Current events are constantly occurring and are inevitable. It can be exhausting trying to stay up to date with all of it. It can be hard for most humans to tolerate the opinions of others that may not be the same as theirs. We often become passionate about issues that impact our lives or the lives of others that we care about. With passion, difficulties can come with being able to understand how others can feel differently on an issue than we do.
Preparing for challenging conversations
The following are some tips to help you prepare for challenging conversations and navigating discussions on current events:
- Determine what the goal of the conversation is- The goal of every conversation is different. Figuring out what you are looking to get out of a discussion, can make it easier to keep the conversation steered in the right direction and to keep it on course.
- Being aware of defensiveness as it comes up- As humans, it's quite common to be in the defense when someone brings up an argument or stance that does not align with our own. While this is a normal human response, it's important to recognize that when we get defensive, we often shut down and it makes it harder for us to be willing to listen and understand the opposing perspective. To decrease defensiveness, it can be important to dove deeper into your own triggers regarding the topic at hand. Understanding what triggers us and why we feel triggered, can help us to mentally prepare for a conversation and feel more confident in it. While this doesn't mean one may not still become emotionally charged during the conversation, it may help to be able to think more clearly
- Try to go into the discussion with an open mind- Sometimes when we are preparing for these difficult conversations, we can anticipate negative outcomes. We may go into a conversation expecting to not get anything out of it. When you go into a conversation with an open mind, you may be able to leave the conversation with something that you didn’t come into the conversation with.
- Know when to end the conversation- At times, conversations can become heated on both sides. While this can be helpful, it's time to understand when a conversation is no longer healthy or becoming unproductive. It is okay to tell the other person that you are talking with that you appreciate the time you have had to discuss the issue with them.
- Utilize Empathetic Listening- Empathetic listening is when one listens to what someone else has to say, even when they don’t agree with it. One can demonstrate empathetic listening by utilizing active listening skills. This can be done by summarizing what one has said or reflecting it back to them. This can help to show that one is engaged in the conversation.
- Use a mindful dialogue- A mindful or conscious dialogue consists of a few different parts. One aspect means being fully present during the conversation. Being fully present means trying to eliminate any distractions from the conversation. This isn’t just being present from distractions such as putting away the cell phone, but also making a conscious effort to be focused on the conversation at hand. It can become easy to think about things unrelated to the discussion, especially when we hear things that we do not like or agree with. When one is engaging in a conscious conversation, it is imperative to not interrupt the other person who is speaking. They have just as much right to voice their opinion as you do. Another component of mindful dialogue is allowing space for silence during a conversation. For some, it may take them a bit longer to develop a response or to articulate what they are trying to say.

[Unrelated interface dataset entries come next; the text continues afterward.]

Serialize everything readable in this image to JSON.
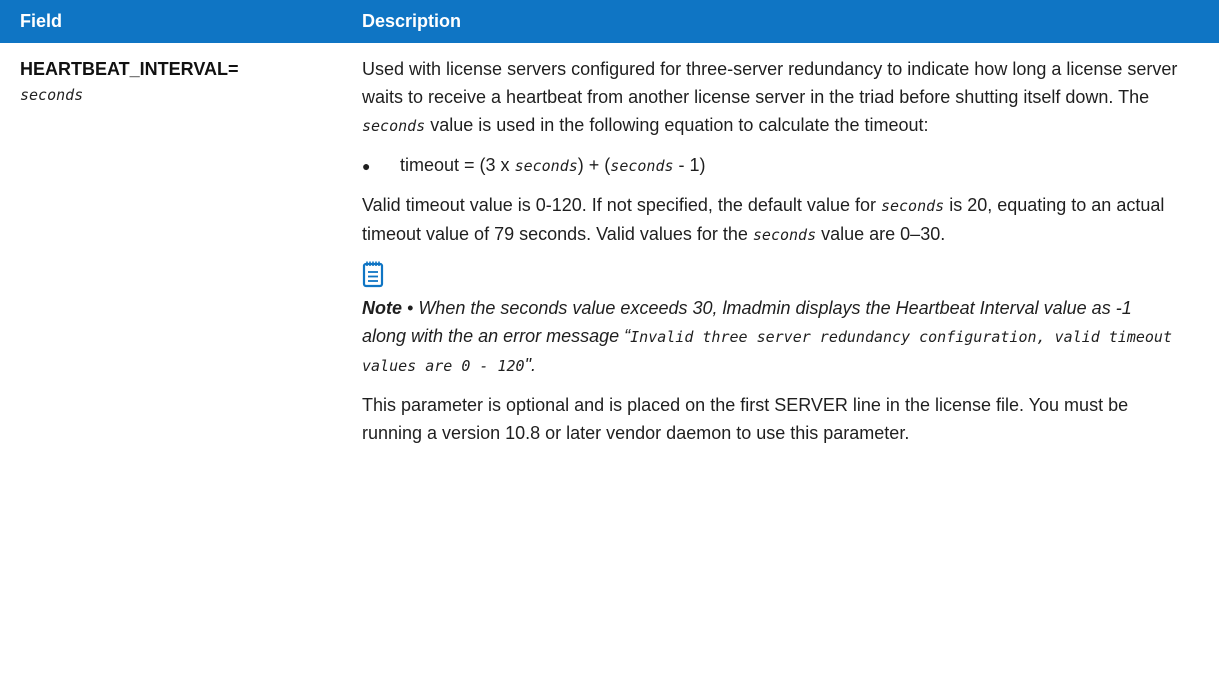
{
  "header": {
    "field_label": "Field",
    "description_label": "Description"
  },
  "row": {
    "field_name": "HEARTBEAT_INTERVAL=",
    "field_value": "seconds",
    "para1_a": "Used with license servers configured for three-server redundancy to indicate how long a license server waits to receive a heartbeat from another license server in the triad before shutting itself down. The ",
    "para1_code": "seconds",
    "para1_b": " value is used in the following equation to calculate the timeout:",
    "bullet_a": "timeout = (3 x ",
    "bullet_code1": "seconds",
    "bullet_b": ") + (",
    "bullet_code2": "seconds",
    "bullet_c": " - 1)",
    "para2_a": "Valid timeout value is 0-120. If not specified, the default value for ",
    "para2_code1": "seconds",
    "para2_b": " is 20, equating to an actual timeout value of 79 seconds. Valid values for the ",
    "para2_code2": "seconds",
    "para2_c": " value are 0–30.",
    "note_label": "Note",
    "note_sep": " • ",
    "note_text": "When the seconds value exceeds 30, lmadmin displays the Heartbeat Interval value as -1 along with the an error message “",
    "note_code": "Invalid three server redundancy configuration, valid timeout values are 0 - 120",
    "note_end": "\".",
    "para3": "This parameter is optional and is placed on the first SERVER line in the license file. You must be running a version 10.8 or later vendor daemon to use this parameter.",
    "note_icon": "notepad-icon",
    "accent_color": "#0f75c4"
  }
}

Having difficult conversations
It can be challenging and emotionally exhausting to have a conversation with people of different views. As humans, we tend to feel most strongly about the issues that directly affect or impact us. However, all of the stress that can occur from having these conversations can negatively impact us physically and mentally. The following are some things to consider implementing after encountering a difficult conversation:
- Engagement in mindfulness practice- This could range from meditation, going for a walk where you're able to be as present as possible, and trying to take some time to minimize distractions.
- Journaling- Taking time to take the pen to paper following a difficult conversation can help one to organize their thoughts and emotions. This can be done in a few different ways. One way is to summarize content from the conversation taking place, including talking points from both sides. Another is to write about emotions and current feelings following the conversation.
- Practice Self-Care- The term "Self-Care" can be interpreted differently by different people. For some, it may be turning their phone off for a few hours to allow themselves to decompress. It could be engaging in some type of physical exercise to release excess pent-up energy. It may also be watching your favorite TV show or diving into a book.
- Debriefing a difficult situation with a family and friend-
It can be hard talking to someone who does not give your thoughts and feelings a space to be heard. Oftentimes, we leave conversations feeling frustrated as we weren't engaging in a conversation with someone who was attempting to be open-minded. It can be helpful to debrief a challenging conversation with an outside friend. While this can not only help one to feel validated, it can also help to have a third-party perspective. This can help to eliminate personal biases and increase takeaways from challenging conversations.
Respecting others’ viewpoints can be difficult, especially when it's a topic you personally may be affected by. It's important to recognize that your opinions and feelings are valid. Remember, not every person you encounter may be as open-minded or willing to understand your perspective. Uncomfortable conversations are necessary for growth.